Declaratory Judgments, 3 University Of Cincinnati Law Review, 24 (1929)
You may think it a little presumptuous, and I guess it is, to have a man come here from the East and undertake to point out any defects in the law of Ohio. My interest in the subject of declaratory judgments is such, however, that I have ventured to incur whatever dangers there may be in that undertaking. I was the more disposed to run those risks because what I hope to discuss today is not anything really new, but is an institution that England has had for over fifty years and which has been adopted in some twenty-three states in the United States. The declaratory judgment procedure has been adopted by nearly every neighbor that Ohio has, including Pennsylvania, Indiana, Kentucky, and Michigan; so that, unless Ohio does come into line, it may soon be called a "backward state". For that reason I ventured to come west to see if I could not, in conference with lawyers at the bar, persuade you of the merits of this procedure, for I think you will agree, before I have gone very far, that there are numerous situations in life requiring judicial settlement that are not covered by the existing procedure.

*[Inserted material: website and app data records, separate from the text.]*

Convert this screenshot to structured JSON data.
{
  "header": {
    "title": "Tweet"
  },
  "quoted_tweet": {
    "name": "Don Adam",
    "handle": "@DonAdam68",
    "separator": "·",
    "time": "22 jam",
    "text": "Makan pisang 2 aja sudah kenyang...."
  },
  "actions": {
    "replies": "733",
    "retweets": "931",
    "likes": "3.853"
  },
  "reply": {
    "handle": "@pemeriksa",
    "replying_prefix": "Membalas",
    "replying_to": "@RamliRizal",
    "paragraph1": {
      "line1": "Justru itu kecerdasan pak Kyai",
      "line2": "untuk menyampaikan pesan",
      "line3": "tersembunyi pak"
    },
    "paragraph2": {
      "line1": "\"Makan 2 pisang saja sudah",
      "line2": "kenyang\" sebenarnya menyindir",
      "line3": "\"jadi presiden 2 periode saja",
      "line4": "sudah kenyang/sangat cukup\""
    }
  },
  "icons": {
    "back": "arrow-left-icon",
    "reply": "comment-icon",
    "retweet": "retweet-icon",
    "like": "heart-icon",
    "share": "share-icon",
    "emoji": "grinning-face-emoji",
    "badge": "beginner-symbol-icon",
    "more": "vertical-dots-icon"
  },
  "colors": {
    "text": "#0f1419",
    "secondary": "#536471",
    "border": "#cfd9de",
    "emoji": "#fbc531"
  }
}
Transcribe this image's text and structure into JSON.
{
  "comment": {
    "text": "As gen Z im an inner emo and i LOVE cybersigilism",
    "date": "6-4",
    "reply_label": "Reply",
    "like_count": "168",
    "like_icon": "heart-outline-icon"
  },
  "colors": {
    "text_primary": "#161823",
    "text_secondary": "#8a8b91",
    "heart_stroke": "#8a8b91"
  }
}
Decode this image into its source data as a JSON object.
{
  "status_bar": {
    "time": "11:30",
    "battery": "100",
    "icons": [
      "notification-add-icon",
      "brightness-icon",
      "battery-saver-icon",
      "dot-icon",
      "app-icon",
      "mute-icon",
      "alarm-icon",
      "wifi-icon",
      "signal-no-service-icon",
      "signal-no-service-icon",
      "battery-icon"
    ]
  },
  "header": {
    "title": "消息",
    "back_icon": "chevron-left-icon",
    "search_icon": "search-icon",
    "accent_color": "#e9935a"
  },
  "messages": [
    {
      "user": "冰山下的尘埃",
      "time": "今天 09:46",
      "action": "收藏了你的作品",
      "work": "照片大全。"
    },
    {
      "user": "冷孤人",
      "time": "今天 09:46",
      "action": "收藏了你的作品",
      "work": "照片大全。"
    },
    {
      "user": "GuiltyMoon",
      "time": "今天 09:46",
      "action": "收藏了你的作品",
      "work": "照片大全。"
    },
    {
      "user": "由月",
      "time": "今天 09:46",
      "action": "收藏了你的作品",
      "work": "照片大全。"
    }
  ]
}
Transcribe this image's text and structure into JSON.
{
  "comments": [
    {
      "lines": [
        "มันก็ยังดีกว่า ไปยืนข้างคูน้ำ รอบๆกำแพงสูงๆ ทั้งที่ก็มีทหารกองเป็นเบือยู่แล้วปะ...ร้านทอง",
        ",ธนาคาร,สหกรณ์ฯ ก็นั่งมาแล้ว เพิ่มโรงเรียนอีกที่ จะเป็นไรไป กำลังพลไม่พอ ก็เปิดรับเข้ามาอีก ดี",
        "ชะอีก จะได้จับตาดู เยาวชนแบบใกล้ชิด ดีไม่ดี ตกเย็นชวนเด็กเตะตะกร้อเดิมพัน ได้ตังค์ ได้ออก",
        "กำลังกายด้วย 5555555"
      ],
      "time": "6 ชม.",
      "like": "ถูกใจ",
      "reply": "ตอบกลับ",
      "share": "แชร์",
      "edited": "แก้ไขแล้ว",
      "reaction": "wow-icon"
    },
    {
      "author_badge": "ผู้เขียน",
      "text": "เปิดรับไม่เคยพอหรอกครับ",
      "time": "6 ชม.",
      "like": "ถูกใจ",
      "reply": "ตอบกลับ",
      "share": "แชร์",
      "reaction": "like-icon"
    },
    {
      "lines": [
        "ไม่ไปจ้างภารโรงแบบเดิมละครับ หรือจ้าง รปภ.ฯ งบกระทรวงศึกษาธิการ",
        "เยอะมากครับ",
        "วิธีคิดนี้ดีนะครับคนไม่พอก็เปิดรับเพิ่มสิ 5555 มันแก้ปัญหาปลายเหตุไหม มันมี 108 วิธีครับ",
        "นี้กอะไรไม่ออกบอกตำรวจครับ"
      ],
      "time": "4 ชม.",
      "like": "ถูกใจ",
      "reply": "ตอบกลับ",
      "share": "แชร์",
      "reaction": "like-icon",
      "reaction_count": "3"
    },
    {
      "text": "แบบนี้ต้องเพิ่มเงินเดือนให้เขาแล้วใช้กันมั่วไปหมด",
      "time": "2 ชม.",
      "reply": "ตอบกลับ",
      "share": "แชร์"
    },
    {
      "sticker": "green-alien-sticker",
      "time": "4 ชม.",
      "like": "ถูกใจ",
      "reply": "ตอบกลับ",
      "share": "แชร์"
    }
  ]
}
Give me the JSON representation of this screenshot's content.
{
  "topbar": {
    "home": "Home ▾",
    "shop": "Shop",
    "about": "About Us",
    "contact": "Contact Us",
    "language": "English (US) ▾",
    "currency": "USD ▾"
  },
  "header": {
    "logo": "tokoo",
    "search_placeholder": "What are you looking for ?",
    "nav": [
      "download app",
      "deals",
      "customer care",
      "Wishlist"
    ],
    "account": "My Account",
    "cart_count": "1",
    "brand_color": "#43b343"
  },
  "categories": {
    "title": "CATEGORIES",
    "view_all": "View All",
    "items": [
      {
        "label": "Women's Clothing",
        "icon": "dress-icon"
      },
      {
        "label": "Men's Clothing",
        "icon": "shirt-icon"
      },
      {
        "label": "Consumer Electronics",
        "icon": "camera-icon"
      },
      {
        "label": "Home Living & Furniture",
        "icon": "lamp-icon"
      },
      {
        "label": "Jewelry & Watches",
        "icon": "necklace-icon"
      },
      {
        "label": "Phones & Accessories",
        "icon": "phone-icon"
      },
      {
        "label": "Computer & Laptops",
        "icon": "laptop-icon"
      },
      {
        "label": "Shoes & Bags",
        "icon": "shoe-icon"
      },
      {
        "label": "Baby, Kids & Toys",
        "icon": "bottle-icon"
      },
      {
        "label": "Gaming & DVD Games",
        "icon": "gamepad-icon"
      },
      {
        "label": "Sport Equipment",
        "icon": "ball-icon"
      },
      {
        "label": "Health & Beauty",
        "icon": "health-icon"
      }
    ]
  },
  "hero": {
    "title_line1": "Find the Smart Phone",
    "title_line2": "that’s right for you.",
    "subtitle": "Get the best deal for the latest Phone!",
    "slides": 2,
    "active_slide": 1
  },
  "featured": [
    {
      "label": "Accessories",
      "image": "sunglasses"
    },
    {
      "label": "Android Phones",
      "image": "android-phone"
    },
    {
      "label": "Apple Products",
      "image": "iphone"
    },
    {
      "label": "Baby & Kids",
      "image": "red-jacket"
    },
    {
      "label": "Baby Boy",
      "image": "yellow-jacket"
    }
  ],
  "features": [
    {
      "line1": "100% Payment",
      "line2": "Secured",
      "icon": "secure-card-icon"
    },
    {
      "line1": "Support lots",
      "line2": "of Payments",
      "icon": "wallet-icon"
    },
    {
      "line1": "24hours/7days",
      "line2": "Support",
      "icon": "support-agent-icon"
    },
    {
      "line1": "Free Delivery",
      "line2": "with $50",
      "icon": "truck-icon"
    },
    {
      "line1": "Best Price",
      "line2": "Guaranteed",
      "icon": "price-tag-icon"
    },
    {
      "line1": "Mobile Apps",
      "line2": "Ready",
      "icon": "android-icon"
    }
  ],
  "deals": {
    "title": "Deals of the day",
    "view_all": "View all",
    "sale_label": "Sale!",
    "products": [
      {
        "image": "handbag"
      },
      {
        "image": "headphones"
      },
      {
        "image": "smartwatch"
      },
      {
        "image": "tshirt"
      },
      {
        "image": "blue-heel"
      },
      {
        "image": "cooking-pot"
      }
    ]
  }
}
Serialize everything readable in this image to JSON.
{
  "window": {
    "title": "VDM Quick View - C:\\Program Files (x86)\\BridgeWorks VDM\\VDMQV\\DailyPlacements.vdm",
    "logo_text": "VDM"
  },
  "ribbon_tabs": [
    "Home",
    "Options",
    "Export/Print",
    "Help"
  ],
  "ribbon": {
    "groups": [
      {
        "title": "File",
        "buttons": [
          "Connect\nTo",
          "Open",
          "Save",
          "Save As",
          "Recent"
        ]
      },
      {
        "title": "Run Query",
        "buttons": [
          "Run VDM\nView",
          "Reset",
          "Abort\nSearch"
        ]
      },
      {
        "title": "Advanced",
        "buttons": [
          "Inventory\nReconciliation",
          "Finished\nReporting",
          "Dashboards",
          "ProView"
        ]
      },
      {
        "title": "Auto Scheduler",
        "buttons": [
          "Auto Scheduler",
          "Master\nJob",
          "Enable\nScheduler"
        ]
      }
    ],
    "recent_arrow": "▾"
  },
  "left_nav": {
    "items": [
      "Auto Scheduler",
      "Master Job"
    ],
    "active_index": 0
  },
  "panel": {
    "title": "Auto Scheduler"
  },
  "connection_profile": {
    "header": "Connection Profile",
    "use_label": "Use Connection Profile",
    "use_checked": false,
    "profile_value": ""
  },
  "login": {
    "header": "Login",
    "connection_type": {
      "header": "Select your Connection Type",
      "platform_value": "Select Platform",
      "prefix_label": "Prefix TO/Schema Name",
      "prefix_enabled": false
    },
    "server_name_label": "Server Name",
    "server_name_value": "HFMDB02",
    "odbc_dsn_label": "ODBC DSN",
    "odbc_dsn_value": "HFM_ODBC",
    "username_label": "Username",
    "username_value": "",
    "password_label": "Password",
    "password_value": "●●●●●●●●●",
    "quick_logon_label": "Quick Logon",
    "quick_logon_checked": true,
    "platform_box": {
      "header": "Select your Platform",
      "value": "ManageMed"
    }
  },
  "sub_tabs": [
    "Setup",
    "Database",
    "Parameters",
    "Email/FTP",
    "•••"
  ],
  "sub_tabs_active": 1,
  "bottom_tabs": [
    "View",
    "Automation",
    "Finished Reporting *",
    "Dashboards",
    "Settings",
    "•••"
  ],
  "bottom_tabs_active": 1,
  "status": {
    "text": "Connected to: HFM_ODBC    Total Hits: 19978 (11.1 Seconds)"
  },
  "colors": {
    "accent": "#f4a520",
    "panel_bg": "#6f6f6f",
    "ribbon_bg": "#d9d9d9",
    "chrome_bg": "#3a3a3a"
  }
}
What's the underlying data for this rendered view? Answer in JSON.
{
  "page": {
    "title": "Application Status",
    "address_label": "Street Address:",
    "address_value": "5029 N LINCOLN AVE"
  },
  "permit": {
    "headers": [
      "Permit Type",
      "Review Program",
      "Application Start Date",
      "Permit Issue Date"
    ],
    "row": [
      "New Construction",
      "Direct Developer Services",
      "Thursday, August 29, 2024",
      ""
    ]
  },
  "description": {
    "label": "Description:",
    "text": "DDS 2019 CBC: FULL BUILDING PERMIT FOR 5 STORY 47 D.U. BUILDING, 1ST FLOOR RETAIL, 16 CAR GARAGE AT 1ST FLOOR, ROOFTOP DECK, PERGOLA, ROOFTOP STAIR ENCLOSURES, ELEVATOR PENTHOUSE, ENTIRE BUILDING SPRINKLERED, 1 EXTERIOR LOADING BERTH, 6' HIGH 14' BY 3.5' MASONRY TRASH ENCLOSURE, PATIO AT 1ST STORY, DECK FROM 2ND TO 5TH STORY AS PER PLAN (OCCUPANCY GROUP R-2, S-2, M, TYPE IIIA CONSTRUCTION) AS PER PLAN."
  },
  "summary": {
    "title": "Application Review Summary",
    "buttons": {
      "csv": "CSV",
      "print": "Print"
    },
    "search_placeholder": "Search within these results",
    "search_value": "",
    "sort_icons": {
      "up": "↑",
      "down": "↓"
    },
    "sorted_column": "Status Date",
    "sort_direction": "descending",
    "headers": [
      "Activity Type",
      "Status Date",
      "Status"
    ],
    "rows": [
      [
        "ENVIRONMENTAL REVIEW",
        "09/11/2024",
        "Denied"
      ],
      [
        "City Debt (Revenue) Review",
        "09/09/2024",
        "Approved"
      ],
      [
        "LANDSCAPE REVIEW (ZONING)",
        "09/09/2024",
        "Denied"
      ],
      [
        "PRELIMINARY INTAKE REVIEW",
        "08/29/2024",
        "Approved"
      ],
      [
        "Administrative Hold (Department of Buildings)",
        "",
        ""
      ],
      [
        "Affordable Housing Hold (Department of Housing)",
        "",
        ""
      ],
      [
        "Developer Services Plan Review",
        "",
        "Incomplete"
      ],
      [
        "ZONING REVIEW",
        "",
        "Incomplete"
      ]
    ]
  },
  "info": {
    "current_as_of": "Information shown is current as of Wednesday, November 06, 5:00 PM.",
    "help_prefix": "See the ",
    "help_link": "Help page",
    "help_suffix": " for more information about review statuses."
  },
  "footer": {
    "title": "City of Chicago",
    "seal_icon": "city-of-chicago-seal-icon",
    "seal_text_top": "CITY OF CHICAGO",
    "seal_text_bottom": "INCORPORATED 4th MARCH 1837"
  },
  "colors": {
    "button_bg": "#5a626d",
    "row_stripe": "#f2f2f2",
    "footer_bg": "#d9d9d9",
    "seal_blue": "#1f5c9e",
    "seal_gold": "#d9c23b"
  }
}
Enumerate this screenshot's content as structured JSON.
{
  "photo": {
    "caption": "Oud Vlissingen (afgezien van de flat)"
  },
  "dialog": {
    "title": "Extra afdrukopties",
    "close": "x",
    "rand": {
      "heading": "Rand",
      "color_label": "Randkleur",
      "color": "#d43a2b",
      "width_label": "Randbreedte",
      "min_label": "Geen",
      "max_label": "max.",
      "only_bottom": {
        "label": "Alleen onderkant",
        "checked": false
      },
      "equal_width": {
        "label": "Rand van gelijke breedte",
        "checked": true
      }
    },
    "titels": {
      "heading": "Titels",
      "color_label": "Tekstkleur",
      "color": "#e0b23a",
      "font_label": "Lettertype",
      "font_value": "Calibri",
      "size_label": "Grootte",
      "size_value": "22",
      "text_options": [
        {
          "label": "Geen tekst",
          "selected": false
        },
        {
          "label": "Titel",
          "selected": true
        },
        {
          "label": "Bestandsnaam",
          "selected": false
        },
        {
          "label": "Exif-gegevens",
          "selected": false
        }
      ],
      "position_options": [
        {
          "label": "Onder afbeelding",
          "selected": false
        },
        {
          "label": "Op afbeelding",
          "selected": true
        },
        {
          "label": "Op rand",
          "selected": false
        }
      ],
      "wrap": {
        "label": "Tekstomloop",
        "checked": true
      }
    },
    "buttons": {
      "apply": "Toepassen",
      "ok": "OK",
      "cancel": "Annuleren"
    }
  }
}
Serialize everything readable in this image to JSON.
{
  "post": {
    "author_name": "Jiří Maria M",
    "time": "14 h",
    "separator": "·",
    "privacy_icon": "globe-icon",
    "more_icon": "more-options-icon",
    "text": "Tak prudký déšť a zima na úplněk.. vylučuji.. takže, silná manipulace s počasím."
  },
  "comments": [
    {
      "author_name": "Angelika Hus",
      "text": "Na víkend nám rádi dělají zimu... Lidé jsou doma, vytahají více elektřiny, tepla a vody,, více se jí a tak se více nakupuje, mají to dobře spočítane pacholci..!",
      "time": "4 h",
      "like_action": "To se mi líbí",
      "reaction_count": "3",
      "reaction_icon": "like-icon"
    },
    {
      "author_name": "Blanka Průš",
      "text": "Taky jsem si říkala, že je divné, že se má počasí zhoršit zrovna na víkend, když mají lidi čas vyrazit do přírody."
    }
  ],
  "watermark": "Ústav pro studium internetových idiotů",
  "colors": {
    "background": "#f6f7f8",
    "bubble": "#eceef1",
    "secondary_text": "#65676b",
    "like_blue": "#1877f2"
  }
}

Date of Authorship for this Version
Borchard, Edwin, "Declaratory Judgments" (1929). Faculty Scholarship Series. Paper 3440.